Picks and Pans Review: The Night We Never Met
updated 05/03/1993 AT 01:00 AM EDT
•originally published 05/03/1993 AT 01:00 AM EDT
In this decidedly low-rent romantic comedy, three strangers become involved in a time-share of a Greenwich Village apartment. Anderson, a Wall Street broker who holds the lease, is getting married and moving out, but wants to keep the place for a few nights a week of beer and bonhomie with the boys. Broderick, who lives in an overcrowded flat not far away, wants a few nights of privacy per week to get his life and heart back together after being dumped by his girl (Jeanne Tripplehorn). And Sciorra needs the pad to paint and get away from her controlling husband (Michael Mantell). Broderick and Sciorra fall in love through an exchange of notes and culinary offerings, but in a supposedly hilarious case of mistaken identity, she winds up in bed with the crass Anderson.

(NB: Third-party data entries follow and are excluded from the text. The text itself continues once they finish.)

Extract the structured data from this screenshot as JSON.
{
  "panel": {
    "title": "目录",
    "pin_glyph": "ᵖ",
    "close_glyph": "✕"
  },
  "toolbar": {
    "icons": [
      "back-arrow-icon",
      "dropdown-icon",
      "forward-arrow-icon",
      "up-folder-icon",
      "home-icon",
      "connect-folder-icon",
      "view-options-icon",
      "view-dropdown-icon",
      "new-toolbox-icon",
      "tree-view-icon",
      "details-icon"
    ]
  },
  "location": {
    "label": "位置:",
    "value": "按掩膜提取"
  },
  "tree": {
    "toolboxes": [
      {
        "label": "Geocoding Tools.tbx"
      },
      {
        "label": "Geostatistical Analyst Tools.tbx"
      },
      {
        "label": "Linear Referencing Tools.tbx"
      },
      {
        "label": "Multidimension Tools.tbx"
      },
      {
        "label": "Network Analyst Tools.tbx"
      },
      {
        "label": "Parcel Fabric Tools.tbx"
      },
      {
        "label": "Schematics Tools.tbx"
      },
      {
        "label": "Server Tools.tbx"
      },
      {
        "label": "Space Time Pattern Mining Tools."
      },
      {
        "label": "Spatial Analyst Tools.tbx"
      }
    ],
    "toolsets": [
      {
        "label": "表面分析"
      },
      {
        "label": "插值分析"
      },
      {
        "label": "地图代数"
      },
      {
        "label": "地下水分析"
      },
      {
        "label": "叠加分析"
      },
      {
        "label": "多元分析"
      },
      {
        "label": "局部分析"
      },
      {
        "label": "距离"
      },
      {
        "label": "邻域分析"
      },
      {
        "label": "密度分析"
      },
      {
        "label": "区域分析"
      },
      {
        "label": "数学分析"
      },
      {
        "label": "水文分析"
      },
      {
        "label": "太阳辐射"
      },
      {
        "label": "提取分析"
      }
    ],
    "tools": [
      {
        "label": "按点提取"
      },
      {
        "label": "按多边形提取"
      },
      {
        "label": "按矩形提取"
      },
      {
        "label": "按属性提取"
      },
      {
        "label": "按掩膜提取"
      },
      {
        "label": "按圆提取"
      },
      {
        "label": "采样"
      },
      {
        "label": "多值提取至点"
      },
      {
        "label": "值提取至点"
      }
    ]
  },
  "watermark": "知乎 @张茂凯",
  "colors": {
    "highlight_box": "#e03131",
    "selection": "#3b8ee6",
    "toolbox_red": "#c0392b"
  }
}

With the possible exception of the always winning Sciorra, nothing in The Night We Never Met works. The structure is disjointed and the performances—notably that of Tripplehorn in a pointless, ill-fitting French accent—abysmal. And the script is not even unintentionally funny. Screenwriter-director Warren Leight tries to wring humor out of such tired targets as yuppies, vegetarians and foreigners bewildered by ze Engleesh. (R)